<<<<

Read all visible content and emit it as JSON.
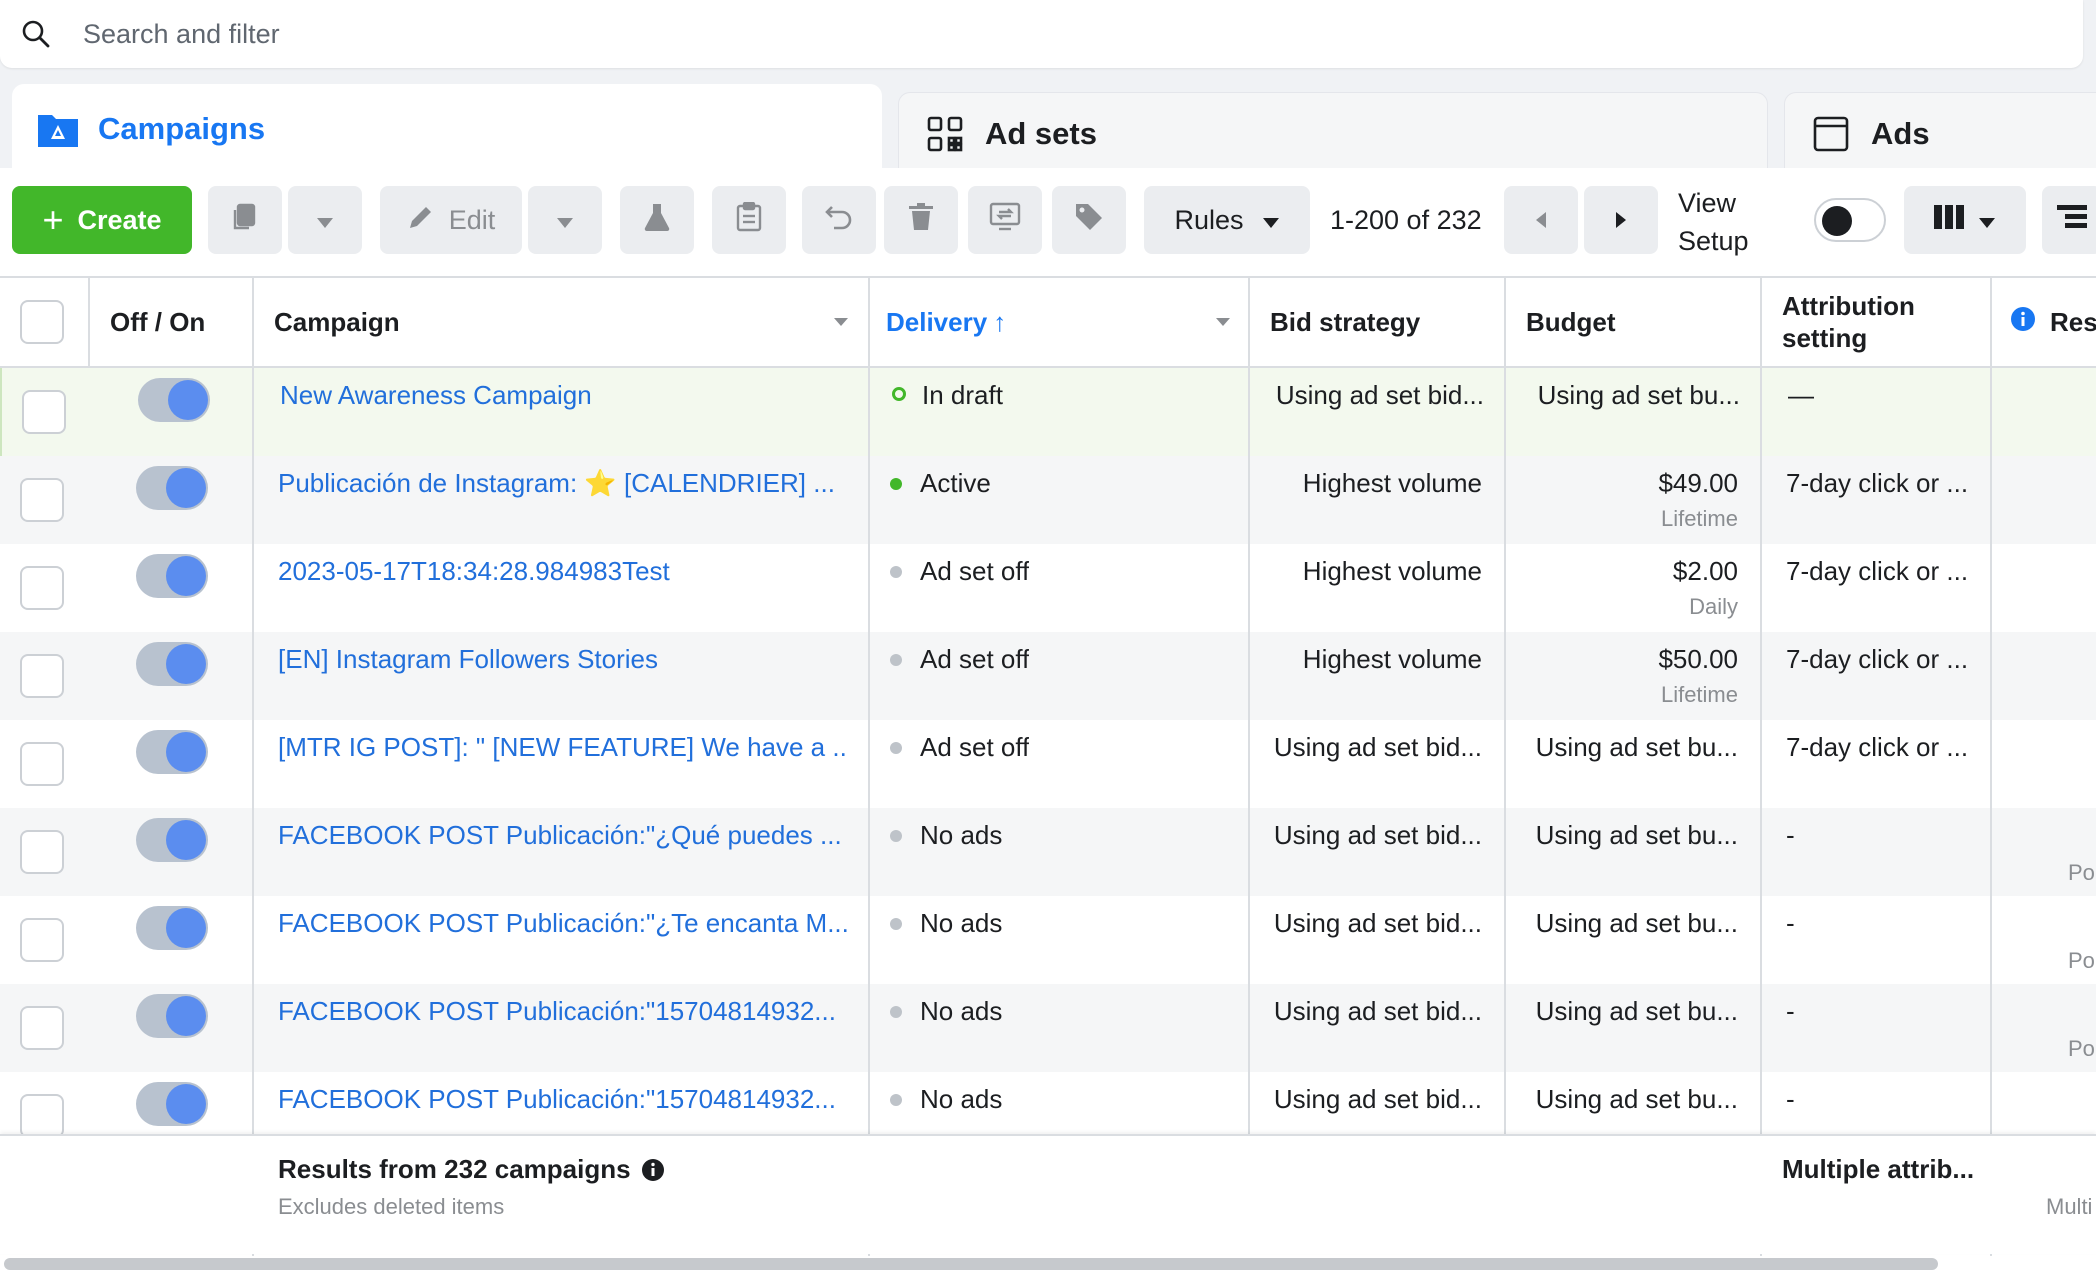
{
  "search": {
    "placeholder": "Search and filter"
  },
  "tabs": [
    {
      "label": "Campaigns",
      "icon": "campaign-folder-icon",
      "active": true
    },
    {
      "label": "Ad sets",
      "icon": "grid-icon",
      "active": false
    },
    {
      "label": "Ads",
      "icon": "ad-window-icon",
      "active": false
    }
  ],
  "toolbar": {
    "create_label": "Create",
    "edit_label": "Edit",
    "rules_label": "Rules",
    "pagination": "1-200 of 232",
    "view_setup_line1": "View",
    "view_setup_line2": "Setup"
  },
  "columns": {
    "off_on": "Off / On",
    "campaign": "Campaign",
    "delivery": "Delivery",
    "delivery_sort_arrow": "↑",
    "bid_strategy": "Bid strategy",
    "budget": "Budget",
    "attribution_line1": "Attribution",
    "attribution_line2": "setting",
    "results_partial": "Res"
  },
  "rows": [
    {
      "campaign": "New Awareness Campaign",
      "delivery": "In draft",
      "status": "draft",
      "bid": "Using ad set bid...",
      "budget": "Using ad set bu...",
      "budget_sub": "",
      "attribution": "—",
      "result_partial": ""
    },
    {
      "campaign": "Publicación de Instagram: ⭐️ [CALENDRIER] ...",
      "delivery": "Active",
      "status": "active",
      "bid": "Highest volume",
      "budget": "$49.00",
      "budget_sub": "Lifetime",
      "attribution": "7-day click or ...",
      "result_partial": ""
    },
    {
      "campaign": "2023-05-17T18:34:28.984983Test",
      "delivery": "Ad set off",
      "status": "off",
      "bid": "Highest volume",
      "budget": "$2.00",
      "budget_sub": "Daily",
      "attribution": "7-day click or ...",
      "result_partial": ""
    },
    {
      "campaign": "[EN] Instagram Followers Stories",
      "delivery": "Ad set off",
      "status": "off",
      "bid": "Highest volume",
      "budget": "$50.00",
      "budget_sub": "Lifetime",
      "attribution": "7-day click or ...",
      "result_partial": ""
    },
    {
      "campaign": "[MTR IG POST]: \" [NEW FEATURE]  We have a ...",
      "delivery": "Ad set off",
      "status": "off",
      "bid": "Using ad set bid...",
      "budget": "Using ad set bu...",
      "budget_sub": "",
      "attribution": "7-day click or ...",
      "result_partial": ""
    },
    {
      "campaign": "FACEBOOK POST Publicación:\"¿Qué puedes ...",
      "delivery": "No ads",
      "status": "off",
      "bid": "Using ad set bid...",
      "budget": "Using ad set bu...",
      "budget_sub": "",
      "attribution": "-",
      "result_partial": "Po"
    },
    {
      "campaign": "FACEBOOK POST Publicación:\"¿Te encanta M...",
      "delivery": "No ads",
      "status": "off",
      "bid": "Using ad set bid...",
      "budget": "Using ad set bu...",
      "budget_sub": "",
      "attribution": "-",
      "result_partial": "Po"
    },
    {
      "campaign": "FACEBOOK POST Publicación:\"15704814932...",
      "delivery": "No ads",
      "status": "off",
      "bid": "Using ad set bid...",
      "budget": "Using ad set bu...",
      "budget_sub": "",
      "attribution": "-",
      "result_partial": "Po"
    },
    {
      "campaign": "FACEBOOK POST Publicación:\"15704814932...",
      "delivery": "No ads",
      "status": "off",
      "bid": "Using ad set bid...",
      "budget": "Using ad set bu...",
      "budget_sub": "",
      "attribution": "-",
      "result_partial": ""
    }
  ],
  "footer": {
    "results_label": "Results from 232 campaigns",
    "excludes_label": "Excludes deleted items",
    "attribution_summary": "Multiple attrib...",
    "results_partial": "Multi"
  },
  "colors": {
    "brand_blue": "#1877f2",
    "link_blue": "#216fdb",
    "create_green": "#42b72a",
    "active_dot": "#42b72a",
    "inactive_dot": "#bec3c9"
  }
}
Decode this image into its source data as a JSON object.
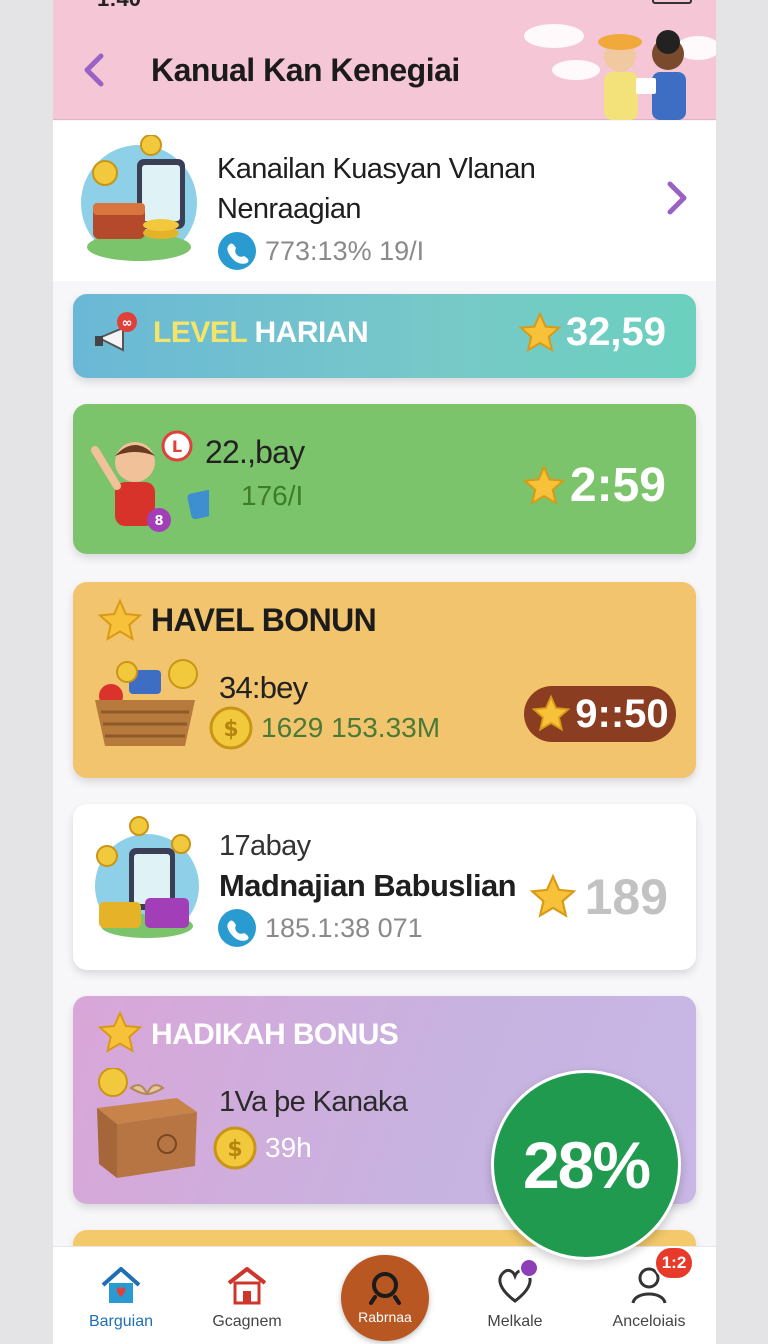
{
  "status": {
    "time": "1:40"
  },
  "header": {
    "title": "Kanual Kan Kenegiai"
  },
  "summary": {
    "title_line1": "Kanailan Kuasyan Vlanan",
    "title_line2": "Nenraagian",
    "subtitle": "773:13% 19/I"
  },
  "level_card": {
    "label_part1": "LEVEL",
    "label_part2": "HARIAN",
    "value": "32,59"
  },
  "green_card": {
    "line1": "22.,bay",
    "line2": "176/I",
    "value": "2:59"
  },
  "havel_card": {
    "heading": "HAVEL BONUN",
    "line1": "34:bey",
    "line2": "1629 153.33M",
    "value": "9::50"
  },
  "white_card": {
    "line0": "17abay",
    "line1": "Madnajian Babuslian",
    "line2": "185.1:38 071",
    "value": "189"
  },
  "hadiah_card": {
    "heading": "HADIKAH BONUS",
    "line1": "1Va þe Kanaka",
    "line2": "39h"
  },
  "progress_badge": {
    "text": "28%",
    "value_percent": 28
  },
  "tabbar": {
    "tabs": [
      {
        "label": "Barguian",
        "icon": "home-icon"
      },
      {
        "label": "Gcagnem",
        "icon": "shop-icon"
      },
      {
        "label": "Rabrnaa",
        "icon": "search-icon"
      },
      {
        "label": "Melkale",
        "icon": "heart-icon"
      },
      {
        "label": "Anceloiais",
        "icon": "profile-icon"
      }
    ],
    "notification_badge": "1:2"
  },
  "colors": {
    "header_bg": "#f5c6d6",
    "level_card": "#6ab8d6",
    "green_card": "#7cc46b",
    "havel_card": "#f2c46e",
    "hadiah_card": "#d9a6d8",
    "progress_green": "#1f9a4f",
    "accent_purple": "#9a62c4"
  }
}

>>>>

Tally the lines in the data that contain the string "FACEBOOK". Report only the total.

Worked solution: 4